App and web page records

--

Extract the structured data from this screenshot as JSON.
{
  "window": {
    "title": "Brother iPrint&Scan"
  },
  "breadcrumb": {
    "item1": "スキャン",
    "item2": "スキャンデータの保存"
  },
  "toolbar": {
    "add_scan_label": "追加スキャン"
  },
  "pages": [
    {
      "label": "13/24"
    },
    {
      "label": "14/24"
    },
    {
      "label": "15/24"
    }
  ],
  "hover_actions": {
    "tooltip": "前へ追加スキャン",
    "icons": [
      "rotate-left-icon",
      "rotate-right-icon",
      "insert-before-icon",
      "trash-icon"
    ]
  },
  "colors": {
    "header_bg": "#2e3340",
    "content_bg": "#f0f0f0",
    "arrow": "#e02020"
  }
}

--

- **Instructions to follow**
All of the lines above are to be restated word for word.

- **Output for this task**
Extract the structured data from this screenshot as JSON.
{
  "window": {
    "title": "Brother iPrint&Scan"
  },
  "breadcrumb": {
    "item1": "スキャン",
    "item2": "スキャンデータの保存"
  },
  "toolbar": {
    "add_scan_label": "追加スキャン"
  },
  "pages": [
    {
      "label": "13/24"
    },
    {
      "label": "14/24"
    },
    {
      "label": "15/24"
    }
  ],
  "hover_actions": {
    "tooltip": "前へ追加スキャン",
    "icons": [
      "rotate-left-icon",
      "rotate-right-icon",
      "insert-before-icon",
      "trash-icon"
    ]
  },
  "colors": {
    "header_bg": "#2e3340",
    "content_bg": "#f0f0f0",
    "arrow": "#e02020"
  }
}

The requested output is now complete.